> _YOUR OBJECTIVE_: Run through the data and copy out every line that mentions the word "index".

> _RECORDS SHOWN_:
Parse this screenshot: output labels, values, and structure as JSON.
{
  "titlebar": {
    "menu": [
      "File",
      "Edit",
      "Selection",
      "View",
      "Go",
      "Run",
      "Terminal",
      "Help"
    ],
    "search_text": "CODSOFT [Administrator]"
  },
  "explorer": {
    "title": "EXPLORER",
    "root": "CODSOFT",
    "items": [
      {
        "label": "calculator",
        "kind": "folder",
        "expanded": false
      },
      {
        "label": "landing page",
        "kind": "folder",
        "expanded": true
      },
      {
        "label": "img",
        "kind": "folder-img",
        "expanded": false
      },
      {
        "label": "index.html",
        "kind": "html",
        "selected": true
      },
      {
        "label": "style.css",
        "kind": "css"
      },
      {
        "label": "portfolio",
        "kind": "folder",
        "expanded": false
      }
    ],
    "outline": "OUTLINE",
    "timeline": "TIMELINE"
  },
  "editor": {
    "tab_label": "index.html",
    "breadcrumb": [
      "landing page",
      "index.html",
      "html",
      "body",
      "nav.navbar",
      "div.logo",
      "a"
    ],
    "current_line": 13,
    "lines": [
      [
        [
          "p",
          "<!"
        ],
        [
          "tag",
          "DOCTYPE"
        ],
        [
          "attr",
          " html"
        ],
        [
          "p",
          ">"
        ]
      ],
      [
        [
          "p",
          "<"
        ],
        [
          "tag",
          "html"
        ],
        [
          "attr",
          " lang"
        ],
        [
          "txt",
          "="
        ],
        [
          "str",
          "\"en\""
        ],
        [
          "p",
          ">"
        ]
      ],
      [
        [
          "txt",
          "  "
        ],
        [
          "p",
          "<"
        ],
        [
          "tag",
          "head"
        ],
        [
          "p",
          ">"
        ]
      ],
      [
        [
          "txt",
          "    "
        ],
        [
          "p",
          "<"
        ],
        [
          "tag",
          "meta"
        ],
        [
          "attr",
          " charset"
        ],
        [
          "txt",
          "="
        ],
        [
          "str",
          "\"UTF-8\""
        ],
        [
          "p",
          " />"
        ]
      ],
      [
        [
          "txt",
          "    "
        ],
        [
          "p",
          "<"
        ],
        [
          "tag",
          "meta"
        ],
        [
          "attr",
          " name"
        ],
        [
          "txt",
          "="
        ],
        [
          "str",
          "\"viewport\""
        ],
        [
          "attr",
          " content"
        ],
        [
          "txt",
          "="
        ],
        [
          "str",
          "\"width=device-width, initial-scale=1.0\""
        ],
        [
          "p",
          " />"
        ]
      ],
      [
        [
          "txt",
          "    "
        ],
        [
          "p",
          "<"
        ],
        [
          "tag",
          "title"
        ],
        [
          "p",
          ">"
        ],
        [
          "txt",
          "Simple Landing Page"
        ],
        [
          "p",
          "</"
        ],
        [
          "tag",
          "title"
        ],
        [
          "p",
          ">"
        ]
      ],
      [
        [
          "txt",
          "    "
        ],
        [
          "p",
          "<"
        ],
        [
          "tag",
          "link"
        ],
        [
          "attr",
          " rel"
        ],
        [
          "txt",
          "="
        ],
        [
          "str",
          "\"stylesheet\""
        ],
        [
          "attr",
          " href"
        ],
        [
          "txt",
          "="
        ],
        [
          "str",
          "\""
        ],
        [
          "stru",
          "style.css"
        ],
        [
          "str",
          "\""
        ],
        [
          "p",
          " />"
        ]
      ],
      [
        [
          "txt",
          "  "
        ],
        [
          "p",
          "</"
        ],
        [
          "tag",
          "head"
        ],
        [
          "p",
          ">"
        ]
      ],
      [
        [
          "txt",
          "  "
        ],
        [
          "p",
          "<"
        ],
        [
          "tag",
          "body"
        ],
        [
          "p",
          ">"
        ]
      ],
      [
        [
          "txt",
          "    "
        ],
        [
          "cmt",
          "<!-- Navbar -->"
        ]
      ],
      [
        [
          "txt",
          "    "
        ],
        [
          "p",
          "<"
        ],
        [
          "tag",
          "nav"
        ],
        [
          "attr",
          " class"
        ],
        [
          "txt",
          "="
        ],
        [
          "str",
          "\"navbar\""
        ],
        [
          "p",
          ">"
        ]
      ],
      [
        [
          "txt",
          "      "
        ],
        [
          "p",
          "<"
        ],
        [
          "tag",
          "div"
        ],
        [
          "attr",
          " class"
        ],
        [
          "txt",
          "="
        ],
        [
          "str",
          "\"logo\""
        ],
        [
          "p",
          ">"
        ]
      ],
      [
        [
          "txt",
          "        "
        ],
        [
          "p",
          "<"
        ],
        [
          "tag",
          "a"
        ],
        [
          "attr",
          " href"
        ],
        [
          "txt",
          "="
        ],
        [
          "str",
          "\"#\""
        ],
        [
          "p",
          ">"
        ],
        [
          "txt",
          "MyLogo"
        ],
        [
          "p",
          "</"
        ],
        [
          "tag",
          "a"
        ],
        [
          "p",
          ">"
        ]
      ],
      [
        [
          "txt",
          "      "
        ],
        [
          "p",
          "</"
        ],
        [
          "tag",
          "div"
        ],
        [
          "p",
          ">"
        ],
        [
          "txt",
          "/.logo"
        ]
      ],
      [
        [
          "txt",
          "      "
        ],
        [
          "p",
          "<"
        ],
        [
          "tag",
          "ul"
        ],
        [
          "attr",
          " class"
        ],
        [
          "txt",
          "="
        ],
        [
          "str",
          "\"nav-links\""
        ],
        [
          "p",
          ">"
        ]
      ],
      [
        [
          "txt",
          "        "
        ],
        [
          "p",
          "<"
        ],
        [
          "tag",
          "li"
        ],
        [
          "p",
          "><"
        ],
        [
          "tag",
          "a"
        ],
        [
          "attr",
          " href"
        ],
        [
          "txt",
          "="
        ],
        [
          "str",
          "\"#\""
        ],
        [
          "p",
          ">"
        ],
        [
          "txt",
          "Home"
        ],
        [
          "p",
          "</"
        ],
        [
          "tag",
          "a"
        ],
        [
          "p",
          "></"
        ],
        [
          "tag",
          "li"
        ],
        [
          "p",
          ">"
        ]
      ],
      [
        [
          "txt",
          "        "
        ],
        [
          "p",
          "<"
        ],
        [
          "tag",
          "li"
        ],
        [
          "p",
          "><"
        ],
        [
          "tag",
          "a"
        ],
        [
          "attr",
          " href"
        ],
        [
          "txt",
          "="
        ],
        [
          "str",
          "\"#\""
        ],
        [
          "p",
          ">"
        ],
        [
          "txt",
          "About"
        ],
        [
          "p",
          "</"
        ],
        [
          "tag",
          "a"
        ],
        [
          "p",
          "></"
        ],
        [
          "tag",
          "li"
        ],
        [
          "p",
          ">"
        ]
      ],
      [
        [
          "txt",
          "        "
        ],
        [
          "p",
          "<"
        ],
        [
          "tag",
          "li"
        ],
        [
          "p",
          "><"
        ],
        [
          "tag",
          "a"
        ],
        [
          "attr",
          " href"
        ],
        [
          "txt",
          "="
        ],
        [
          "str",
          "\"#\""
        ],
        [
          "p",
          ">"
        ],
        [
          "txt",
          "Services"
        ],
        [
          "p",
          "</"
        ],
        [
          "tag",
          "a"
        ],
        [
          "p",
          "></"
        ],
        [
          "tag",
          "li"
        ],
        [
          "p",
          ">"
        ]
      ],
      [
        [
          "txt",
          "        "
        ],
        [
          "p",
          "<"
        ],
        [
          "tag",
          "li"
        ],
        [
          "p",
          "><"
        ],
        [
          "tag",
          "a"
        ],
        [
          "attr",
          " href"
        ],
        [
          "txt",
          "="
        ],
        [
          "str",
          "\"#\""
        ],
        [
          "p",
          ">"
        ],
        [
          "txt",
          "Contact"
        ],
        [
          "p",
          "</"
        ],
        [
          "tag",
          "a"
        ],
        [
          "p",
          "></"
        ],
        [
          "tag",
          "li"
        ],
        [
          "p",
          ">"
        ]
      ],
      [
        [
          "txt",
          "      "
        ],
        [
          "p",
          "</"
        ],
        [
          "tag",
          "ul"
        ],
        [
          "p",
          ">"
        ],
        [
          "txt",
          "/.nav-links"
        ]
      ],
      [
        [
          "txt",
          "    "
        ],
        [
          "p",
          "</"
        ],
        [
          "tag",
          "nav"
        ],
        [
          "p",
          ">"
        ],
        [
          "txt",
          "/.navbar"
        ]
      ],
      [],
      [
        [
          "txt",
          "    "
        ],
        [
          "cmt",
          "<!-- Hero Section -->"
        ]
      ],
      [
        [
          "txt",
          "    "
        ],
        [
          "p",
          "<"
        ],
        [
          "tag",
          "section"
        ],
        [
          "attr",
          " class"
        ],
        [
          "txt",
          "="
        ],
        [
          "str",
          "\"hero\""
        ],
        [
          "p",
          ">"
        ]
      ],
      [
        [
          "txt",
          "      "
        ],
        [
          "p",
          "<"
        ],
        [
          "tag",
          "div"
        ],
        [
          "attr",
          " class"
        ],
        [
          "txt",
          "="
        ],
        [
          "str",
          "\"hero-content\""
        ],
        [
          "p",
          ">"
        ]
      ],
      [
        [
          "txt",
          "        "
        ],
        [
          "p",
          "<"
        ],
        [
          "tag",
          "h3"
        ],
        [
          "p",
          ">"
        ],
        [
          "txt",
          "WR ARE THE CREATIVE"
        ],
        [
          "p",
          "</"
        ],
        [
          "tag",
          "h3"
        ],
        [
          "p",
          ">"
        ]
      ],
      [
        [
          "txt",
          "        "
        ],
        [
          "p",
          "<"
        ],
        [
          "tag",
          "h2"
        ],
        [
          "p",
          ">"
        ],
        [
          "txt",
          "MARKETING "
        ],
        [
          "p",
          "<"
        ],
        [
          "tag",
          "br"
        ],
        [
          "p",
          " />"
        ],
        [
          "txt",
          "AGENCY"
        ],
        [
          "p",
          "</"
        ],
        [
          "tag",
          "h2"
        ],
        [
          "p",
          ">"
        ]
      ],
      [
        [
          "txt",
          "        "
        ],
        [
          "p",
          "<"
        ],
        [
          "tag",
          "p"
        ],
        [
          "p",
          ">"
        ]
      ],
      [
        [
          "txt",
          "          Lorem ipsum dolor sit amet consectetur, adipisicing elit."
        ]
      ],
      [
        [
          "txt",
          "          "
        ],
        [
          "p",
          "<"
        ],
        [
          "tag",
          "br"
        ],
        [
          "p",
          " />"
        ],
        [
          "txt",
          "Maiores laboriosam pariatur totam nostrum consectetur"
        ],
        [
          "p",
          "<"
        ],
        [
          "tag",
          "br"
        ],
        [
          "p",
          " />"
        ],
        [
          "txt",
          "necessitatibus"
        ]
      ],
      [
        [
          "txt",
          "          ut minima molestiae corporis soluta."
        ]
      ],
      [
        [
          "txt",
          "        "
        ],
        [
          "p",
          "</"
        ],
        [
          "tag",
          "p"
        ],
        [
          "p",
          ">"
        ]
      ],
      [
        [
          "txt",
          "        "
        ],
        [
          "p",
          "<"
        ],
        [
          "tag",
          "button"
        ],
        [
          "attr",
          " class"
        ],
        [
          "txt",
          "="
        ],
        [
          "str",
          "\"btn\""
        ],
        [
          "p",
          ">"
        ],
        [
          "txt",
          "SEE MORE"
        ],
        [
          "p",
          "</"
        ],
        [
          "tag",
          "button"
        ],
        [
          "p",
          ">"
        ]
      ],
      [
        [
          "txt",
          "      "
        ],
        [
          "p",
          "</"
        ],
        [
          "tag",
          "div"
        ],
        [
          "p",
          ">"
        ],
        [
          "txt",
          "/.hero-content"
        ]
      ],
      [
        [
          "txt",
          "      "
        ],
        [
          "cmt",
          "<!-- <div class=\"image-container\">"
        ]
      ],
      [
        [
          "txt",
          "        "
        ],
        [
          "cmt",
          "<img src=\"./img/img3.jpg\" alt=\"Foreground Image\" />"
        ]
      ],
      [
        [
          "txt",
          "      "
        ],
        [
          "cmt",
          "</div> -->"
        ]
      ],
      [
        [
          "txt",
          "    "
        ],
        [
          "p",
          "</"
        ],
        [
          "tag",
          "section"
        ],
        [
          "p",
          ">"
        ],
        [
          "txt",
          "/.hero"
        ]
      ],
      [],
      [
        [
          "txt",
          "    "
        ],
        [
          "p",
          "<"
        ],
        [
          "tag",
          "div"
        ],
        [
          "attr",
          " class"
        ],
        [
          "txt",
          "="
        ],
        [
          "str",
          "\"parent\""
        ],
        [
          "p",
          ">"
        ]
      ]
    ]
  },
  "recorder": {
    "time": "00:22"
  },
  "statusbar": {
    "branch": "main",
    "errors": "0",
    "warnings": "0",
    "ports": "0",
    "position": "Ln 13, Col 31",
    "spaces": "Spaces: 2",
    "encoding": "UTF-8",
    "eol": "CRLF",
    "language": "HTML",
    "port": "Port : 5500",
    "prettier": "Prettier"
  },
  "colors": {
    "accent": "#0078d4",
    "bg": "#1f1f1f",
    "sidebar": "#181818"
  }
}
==
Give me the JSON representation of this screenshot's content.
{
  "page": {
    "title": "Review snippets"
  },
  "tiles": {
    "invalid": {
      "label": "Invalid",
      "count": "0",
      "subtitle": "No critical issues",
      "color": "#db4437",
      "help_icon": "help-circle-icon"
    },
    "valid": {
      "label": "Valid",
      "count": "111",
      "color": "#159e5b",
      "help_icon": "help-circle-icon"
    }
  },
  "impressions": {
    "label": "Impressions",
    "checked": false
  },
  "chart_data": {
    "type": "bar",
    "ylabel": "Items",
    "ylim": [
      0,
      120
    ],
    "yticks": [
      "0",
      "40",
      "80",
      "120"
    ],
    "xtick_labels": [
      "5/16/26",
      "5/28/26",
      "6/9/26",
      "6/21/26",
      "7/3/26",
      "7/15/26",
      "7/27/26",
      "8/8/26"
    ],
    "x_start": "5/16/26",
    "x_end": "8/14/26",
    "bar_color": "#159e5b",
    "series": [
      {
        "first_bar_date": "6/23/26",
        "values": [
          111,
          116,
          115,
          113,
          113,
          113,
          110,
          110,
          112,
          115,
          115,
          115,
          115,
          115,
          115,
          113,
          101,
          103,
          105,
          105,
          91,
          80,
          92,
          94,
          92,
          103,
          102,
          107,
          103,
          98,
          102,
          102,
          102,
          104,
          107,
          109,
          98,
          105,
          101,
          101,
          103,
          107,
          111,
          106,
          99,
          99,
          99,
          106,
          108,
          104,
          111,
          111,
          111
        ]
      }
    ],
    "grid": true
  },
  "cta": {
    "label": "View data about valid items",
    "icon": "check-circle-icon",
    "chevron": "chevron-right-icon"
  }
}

> _EXERCISE RESPONSE_:
        "label": "index.html",
    "tab_label": "index.html",
      "index.html",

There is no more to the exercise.